These children were randomised 2:1 to receive subcutaneous dupilumab (or matching placebo) every two weeks for 52 weeks at a dose of 100 mg (if their weight was <30 kg) or 200 mg (if weighing >30 kg). The primary endpoint was the annualised rate of severe exacerbations during the treatment period, defined as a deterioration of asthma control requiring systemic glucocorticoids for at least 3 days, hospitalisation or an emergency department visit that resulted in systemic glucocorticoid use. A key secondary outcome was the change from baseline to week 12 in the percentage of predicted prebronchodilator FEV1 (ppFEV1).
A total of 408 children with type 2 inflammatory asthma and a mean age of 8.9 years (66.4% male) were randomised to add-on dupilumab therapy or placebo.
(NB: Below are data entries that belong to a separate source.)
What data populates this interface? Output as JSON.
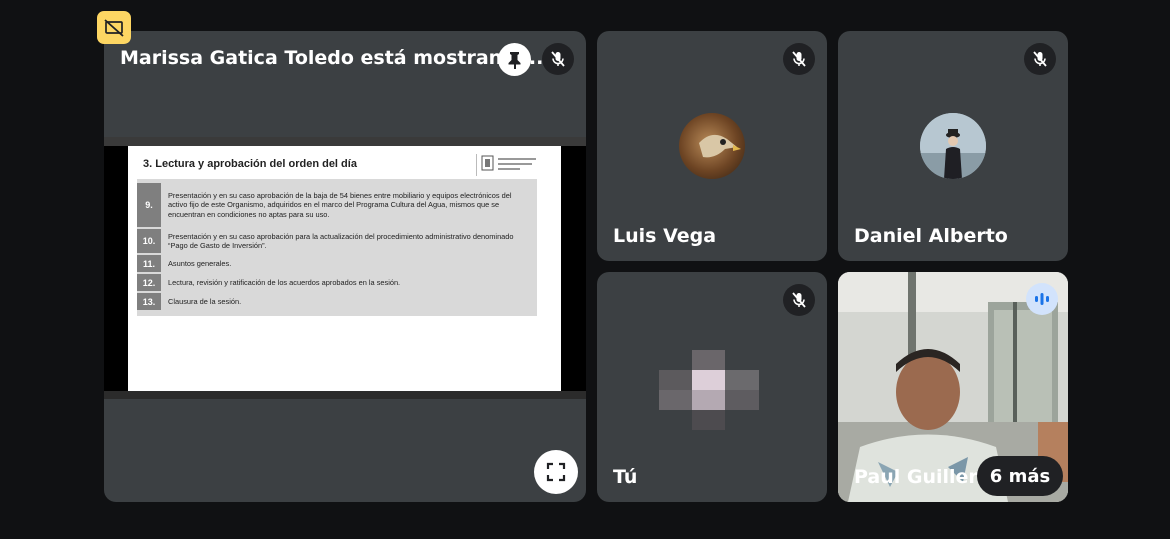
{
  "presenter": {
    "title": "Marissa Gatica Toledo está mostrando...",
    "slide": {
      "title": "3. Lectura y aprobación del orden del día",
      "items": [
        {
          "num": "9.",
          "text": "Presentación y en su caso aprobación de la baja de 54 bienes entre mobiliario y equipos electrónicos del activo fijo de este Organismo, adquiridos en el marco del Programa Cultura del Agua, mismos que se encuentran en condiciones no aptas para su uso."
        },
        {
          "num": "10.",
          "text": "Presentación y en su caso aprobación para la actualización del procedimiento administrativo denominado “Pago de Gasto de Inversión”."
        },
        {
          "num": "11.",
          "text": "Asuntos generales."
        },
        {
          "num": "12.",
          "text": "Lectura, revisión y ratificación de los acuerdos aprobados en la sesión."
        },
        {
          "num": "13.",
          "text": "Clausura de la sesión."
        }
      ]
    }
  },
  "participants": {
    "luis": {
      "name": "Luis Vega"
    },
    "daniel": {
      "name": "Daniel Alberto"
    },
    "you": {
      "name": "Tú"
    },
    "paul": {
      "name": "Paul Guillermo",
      "more_label": "6 más"
    }
  },
  "icons": {
    "present": "present-to-all-off-icon",
    "pin": "pin-icon",
    "mic_off": "mic-off-icon",
    "fullscreen": "fullscreen-icon",
    "speaking": "audio-wave-icon"
  },
  "colors": {
    "background": "#101113",
    "tile": "#3c4043",
    "present_badge": "#fdd663",
    "speaking": "#d2e3fc"
  }
}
Among these children, 43% used high-dose inhaled glucocorticoids and had an average of 2.2 severe asthma exacerbations in the past year. An additional 259 children with an eosinophil count > 300 were similarly matched to dupilumab and placebo.
In the type 2 inflammation group, the adjusted annualised rate of severe asthma exacerbations was 0.31 (95% CI 0.22 – 0.42) in the add-on dupilumab group and 0.75 (95% CI 0.54 – 1.03) in the placebo group, giving a relative risk reduction, RR of 59.3% (p < 0.001). Similarly, among those with eosinophil counts > 300, the adjusted annualised rate of severe exacerbations was 0.24 (dupilumab) and 0.67 (placebo).
Overall, the percentage of participants who had no exacerbations during the 52-week study period was 77.1% in the dupilumab group and 59.6% in the placebo group and 79% vs 58.3% in the eosinophil vs placebo groups.
The changes in ppFEV1 were also significantly better for those in the add-on dupilumab group for both asthma phenotypes.
The authors concluded that dupilumab led to a meaningful improvement through asthma exacerbations and improvements in lung function in 6 to 11 year olds with moderate-to-severe asthma.
Bacharier LB et al. Dupilumab in Children with Uncontrolled Moderate-to-Severe Asthma. N Engl J Med 2021